Note to readers: a letter to the editor from journalist Adam Voiland, a staff Science and Medicine reporter at U.S. News and World Report, who did a major story for that magazine on bed bugs last year, is posted in its entirety below.
Full disclosure: I ask Adam’s indulgence as I made a few very minor alterations. I added hotlinks to our coverage of the Fox News story that Adam referenced, and to my post which responded to Adam’s article. I added paragraph breaks to facilitate ease-of-reading (sorry, Adam, to make you contend with editors even in your off-time!) I also changed one word: reference to LtDan’s “posts” in the third paragraph, second sentence, was changed to “comments,” for greater clarity, since Dan’s status here on the Bedbugger blog is as a commenter. It’s a blog thing: blog authors are said to write “posts,” whereas everyone else leaves “comments.” And I hope you all will: comment, I mean.
Thanks for your letter, Adam!
I checked Bedbugger.com tonight to see if you had picked up the story about Fox News and bedbugs. In doing that I happened to run across your post titled “Bed bugs in almost all 58 states” that was published on June 4, 2007. It’s an interesting post, and I found the stream of comments from Lt. Dan in response particularly fascinating to read. The discussion about immigrants and bedbugs cuts to the heart of one of the dilemmas I faced in covering the bedbug story–which has received a fair amount of criticism on this blog from some of its readers–for U.S. News & World Report. [Editor's note: Adam's original U.S. News and World Report story on bed bugs is here, and our commentary on it is here.]
One of the undercurrents that came up numerous times in the various interviews I conducted for the bedbug story was this issue of immigration. Under their breath or off the record a number of PCOs and scientists mentioned to me that bedbug infestations tended to predominate in areas with high numbers of immigrants. I was told by some PCOs, for example, that different cultural groups had different reactions to bedbugs, different levels of experience with them, and, ultimately, different levels of concern about them. Although most of the comments were not overtly racist, they were the sort that might easily by construed to be had I put them in the public sphere. I chose not to include those quotes. And I chose not to address the immigration issue in my story. I knew that doing so would simply insert a level viscousness into the discourse that was neither warranted nor helpful. That may or may not have been a wise journalistic decision, but it is certainly the sort of choice that journalists make all the time in crafting their stories.
Meanwhile, Lt. Dan had called me numerous times full of theories on all things bedbugs related that seemed out of touch with reality at best and hysterical at worst.
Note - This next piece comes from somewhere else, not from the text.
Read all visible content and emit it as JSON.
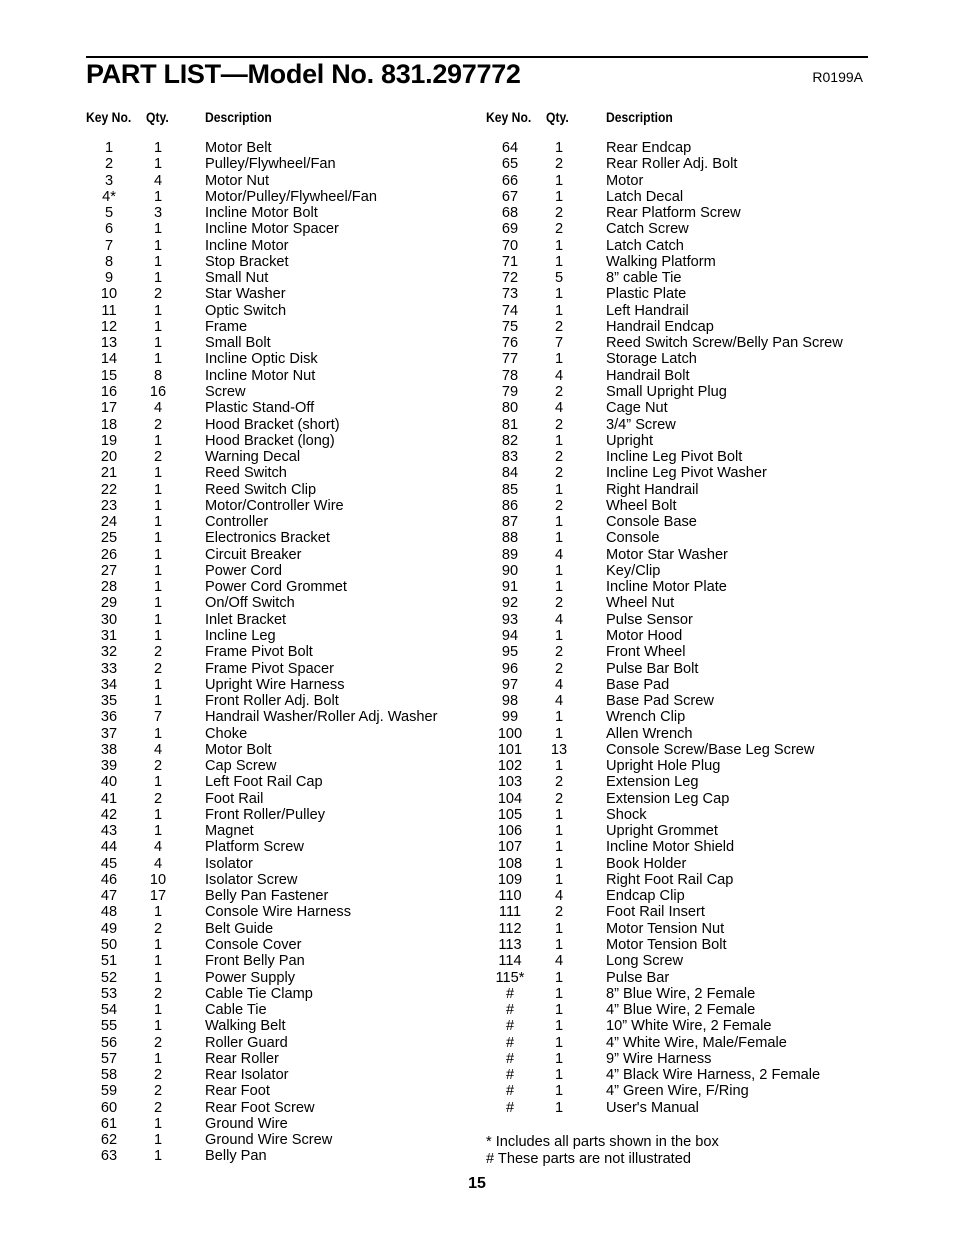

Some of his rhetoric then–same as you see in his comments on this blog–suggested he was prepared to start scapegoating and isolating any perceived source of bedbug contamination, be they immigrants or residents of, in his personal war against bedbugs. I found this unsettling as history is full of examples for which having a particular disease or carrying a particular pest has been used as justification for demonizing social groups that, for one reason or another, were undesirable to society at large. This concerned me as my other reporting suggested he may not be the only one drawing this short-sighted conclusion. That concern about scapegoating perceived carriers of bedbugs is part of the reason that I assumed the tone that I did. Remember, that bedbugs do not kill or even seriously injure people physically.
Yes, (as I said before in my article and say again now) bedbugs are a problem. Yes, we ought to make a concerted effort as both individuals and as a society to control the spread of such a pest. And, yes, we should take seriously the stress and mental health problems they can spark for people who get them. However, we must also be wise in the tone and tenor of our response to these bugs. Getting hysterical or hyping this issue in ways that are not thoughtful or constructive has real consequences. I don’t believe that we should tolerate bigotry or irrational scapegoating in this country for any reason–including bedbugs. Was that part of my calculus in the tone I chose for my bedbug story? Definitely. Will taking a measured and thoughtful tone–as I would generally commend the author of this blog for doing–in our response hamper our country’s ability to stop the spread of bedbugs? Perhaps. That, however, is a risk I’m personally willing to take. And I can guarantee you if (or perhaps when?) I get bedbugs myself that’s one opinion of mine that’s not going to change.